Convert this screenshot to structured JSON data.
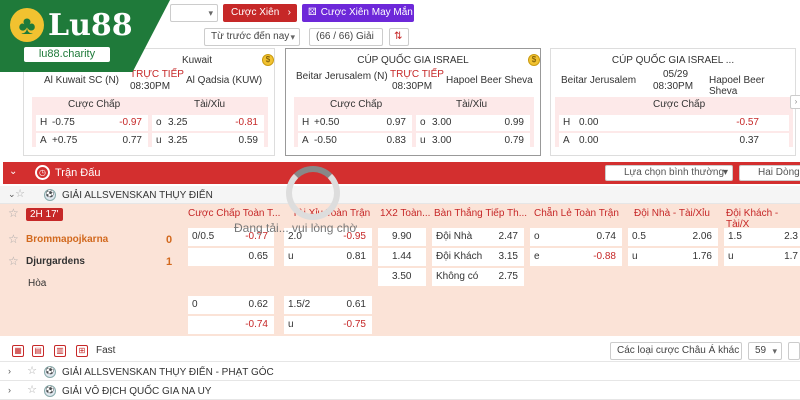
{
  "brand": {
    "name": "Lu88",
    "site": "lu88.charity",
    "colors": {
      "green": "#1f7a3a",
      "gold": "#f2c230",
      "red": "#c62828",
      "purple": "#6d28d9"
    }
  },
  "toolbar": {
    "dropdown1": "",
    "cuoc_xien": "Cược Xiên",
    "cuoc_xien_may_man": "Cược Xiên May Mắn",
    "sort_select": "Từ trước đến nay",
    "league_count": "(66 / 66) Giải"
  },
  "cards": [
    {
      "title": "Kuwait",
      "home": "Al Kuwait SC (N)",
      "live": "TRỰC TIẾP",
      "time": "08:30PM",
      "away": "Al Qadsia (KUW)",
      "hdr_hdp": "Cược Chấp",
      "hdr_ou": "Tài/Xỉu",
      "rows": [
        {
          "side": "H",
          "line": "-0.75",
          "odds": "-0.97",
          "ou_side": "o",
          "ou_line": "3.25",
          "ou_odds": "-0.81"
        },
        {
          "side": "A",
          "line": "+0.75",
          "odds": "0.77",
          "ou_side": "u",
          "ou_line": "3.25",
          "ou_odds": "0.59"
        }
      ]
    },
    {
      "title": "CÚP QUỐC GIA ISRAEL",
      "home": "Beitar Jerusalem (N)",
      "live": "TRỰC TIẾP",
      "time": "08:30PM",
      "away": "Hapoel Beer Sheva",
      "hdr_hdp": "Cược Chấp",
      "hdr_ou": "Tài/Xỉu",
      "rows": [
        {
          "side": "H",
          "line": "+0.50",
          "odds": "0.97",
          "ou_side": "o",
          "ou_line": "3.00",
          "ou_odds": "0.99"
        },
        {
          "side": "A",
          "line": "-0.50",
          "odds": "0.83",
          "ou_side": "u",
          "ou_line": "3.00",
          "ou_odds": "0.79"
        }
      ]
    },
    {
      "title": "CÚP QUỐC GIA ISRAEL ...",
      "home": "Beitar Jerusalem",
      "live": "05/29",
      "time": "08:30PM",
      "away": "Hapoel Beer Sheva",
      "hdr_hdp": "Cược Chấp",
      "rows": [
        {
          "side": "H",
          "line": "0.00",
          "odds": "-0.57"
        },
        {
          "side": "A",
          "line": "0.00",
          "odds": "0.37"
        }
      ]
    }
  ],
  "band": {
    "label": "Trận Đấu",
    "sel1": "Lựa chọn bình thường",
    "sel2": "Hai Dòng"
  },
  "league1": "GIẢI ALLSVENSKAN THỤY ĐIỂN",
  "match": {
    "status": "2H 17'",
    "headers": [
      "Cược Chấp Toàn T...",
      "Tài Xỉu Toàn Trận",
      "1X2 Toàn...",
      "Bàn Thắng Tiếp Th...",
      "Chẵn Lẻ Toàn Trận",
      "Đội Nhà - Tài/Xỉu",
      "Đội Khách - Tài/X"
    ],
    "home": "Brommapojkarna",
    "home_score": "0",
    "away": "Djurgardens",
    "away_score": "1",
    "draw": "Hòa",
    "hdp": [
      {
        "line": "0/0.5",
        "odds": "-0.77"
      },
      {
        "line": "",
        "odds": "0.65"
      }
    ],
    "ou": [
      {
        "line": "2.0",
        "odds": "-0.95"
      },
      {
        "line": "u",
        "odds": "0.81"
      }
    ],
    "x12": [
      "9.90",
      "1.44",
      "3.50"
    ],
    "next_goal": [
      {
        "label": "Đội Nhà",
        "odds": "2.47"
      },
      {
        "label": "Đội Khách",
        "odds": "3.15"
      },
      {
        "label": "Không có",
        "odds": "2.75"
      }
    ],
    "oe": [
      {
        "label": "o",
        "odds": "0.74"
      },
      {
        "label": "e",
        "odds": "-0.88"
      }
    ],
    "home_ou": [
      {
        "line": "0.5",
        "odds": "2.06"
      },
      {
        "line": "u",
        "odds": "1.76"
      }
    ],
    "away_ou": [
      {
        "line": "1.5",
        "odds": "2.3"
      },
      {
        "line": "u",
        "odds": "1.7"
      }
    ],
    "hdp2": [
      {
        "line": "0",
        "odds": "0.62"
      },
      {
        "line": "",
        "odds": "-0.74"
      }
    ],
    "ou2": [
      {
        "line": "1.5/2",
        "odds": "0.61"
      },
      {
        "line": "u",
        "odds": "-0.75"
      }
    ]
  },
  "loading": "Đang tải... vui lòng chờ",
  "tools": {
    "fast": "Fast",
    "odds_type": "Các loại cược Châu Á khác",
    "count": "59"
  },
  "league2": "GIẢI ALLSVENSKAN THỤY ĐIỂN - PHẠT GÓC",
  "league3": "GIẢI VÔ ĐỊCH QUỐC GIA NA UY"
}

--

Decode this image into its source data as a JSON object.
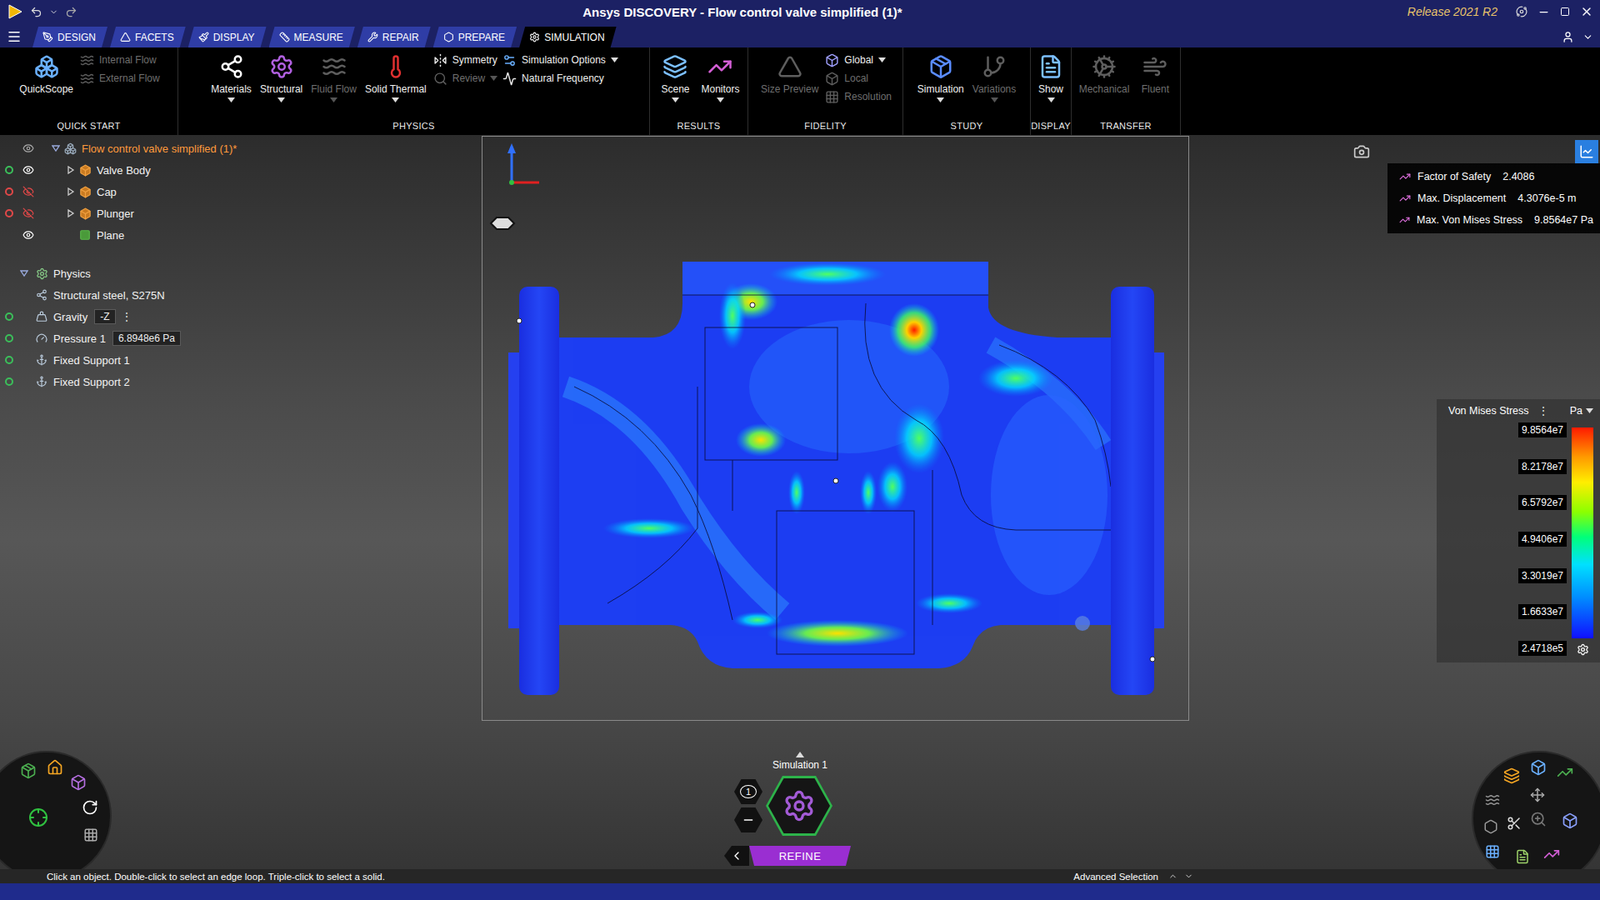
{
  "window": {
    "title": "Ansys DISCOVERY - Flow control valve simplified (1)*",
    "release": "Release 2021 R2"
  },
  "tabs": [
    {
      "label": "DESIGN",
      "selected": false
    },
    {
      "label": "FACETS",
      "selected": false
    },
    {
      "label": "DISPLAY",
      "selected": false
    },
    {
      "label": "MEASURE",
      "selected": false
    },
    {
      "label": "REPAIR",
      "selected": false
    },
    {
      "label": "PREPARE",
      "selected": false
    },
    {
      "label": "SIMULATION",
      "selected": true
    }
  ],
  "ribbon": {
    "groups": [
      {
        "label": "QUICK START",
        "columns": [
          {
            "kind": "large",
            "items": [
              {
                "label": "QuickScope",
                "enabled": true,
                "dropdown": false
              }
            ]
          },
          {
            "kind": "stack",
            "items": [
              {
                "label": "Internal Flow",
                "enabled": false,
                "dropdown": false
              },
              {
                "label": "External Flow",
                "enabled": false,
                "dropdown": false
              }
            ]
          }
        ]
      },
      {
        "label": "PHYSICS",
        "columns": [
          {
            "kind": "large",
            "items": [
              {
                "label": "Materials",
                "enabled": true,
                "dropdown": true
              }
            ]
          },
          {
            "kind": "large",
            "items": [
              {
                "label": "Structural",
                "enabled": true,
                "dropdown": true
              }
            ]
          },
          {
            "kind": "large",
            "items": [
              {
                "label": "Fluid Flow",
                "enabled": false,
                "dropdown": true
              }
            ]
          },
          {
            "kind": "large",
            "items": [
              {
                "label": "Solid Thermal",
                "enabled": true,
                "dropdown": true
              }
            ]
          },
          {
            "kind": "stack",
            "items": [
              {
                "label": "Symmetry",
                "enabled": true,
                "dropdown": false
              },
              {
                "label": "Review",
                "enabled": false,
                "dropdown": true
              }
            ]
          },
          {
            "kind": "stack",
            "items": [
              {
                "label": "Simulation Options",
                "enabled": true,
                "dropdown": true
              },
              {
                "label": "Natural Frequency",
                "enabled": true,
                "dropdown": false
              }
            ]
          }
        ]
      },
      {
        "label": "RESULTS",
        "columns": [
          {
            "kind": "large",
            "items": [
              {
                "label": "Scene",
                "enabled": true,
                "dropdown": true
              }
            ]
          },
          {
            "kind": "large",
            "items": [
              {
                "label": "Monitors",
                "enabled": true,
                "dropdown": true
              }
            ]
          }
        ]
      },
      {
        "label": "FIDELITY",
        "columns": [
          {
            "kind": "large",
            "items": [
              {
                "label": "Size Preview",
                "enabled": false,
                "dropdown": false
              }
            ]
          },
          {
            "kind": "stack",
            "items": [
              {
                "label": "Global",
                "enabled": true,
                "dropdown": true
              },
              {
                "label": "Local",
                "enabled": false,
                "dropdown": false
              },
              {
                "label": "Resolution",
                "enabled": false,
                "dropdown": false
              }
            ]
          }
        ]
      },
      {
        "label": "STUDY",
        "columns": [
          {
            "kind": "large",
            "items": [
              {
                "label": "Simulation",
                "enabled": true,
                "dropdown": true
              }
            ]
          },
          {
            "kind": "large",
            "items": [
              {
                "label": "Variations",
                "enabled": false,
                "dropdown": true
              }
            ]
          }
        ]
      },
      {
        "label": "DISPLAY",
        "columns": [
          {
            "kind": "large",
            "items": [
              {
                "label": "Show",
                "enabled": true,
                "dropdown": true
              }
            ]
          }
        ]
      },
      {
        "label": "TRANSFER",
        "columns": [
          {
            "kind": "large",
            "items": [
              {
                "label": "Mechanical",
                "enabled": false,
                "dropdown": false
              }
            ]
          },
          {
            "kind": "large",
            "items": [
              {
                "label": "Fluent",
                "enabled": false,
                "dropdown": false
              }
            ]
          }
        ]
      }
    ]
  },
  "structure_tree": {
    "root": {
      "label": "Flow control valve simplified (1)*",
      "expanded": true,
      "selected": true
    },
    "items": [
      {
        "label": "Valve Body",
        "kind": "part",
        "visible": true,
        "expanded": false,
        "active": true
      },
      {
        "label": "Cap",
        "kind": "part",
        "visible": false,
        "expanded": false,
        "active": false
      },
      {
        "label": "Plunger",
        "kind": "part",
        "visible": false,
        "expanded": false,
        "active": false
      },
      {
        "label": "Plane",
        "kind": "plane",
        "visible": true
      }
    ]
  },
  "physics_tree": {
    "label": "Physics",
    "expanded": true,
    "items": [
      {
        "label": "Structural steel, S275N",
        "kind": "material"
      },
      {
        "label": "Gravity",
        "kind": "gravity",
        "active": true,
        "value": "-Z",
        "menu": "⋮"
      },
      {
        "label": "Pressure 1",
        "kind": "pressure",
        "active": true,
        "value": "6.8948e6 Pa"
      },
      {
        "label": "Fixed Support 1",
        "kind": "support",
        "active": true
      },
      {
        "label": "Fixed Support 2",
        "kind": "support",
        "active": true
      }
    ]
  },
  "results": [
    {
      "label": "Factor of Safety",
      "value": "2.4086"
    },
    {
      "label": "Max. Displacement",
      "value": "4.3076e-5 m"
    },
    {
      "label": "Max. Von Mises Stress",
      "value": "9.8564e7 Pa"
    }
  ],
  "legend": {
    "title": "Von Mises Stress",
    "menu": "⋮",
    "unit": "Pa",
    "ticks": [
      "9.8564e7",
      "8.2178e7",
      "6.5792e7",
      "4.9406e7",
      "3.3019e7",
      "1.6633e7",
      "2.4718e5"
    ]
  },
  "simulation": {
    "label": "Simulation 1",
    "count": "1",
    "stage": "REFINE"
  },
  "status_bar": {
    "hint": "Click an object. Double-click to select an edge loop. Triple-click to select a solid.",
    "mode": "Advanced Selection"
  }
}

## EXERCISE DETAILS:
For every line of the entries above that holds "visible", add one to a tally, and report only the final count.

## TASK RESPONSE:
4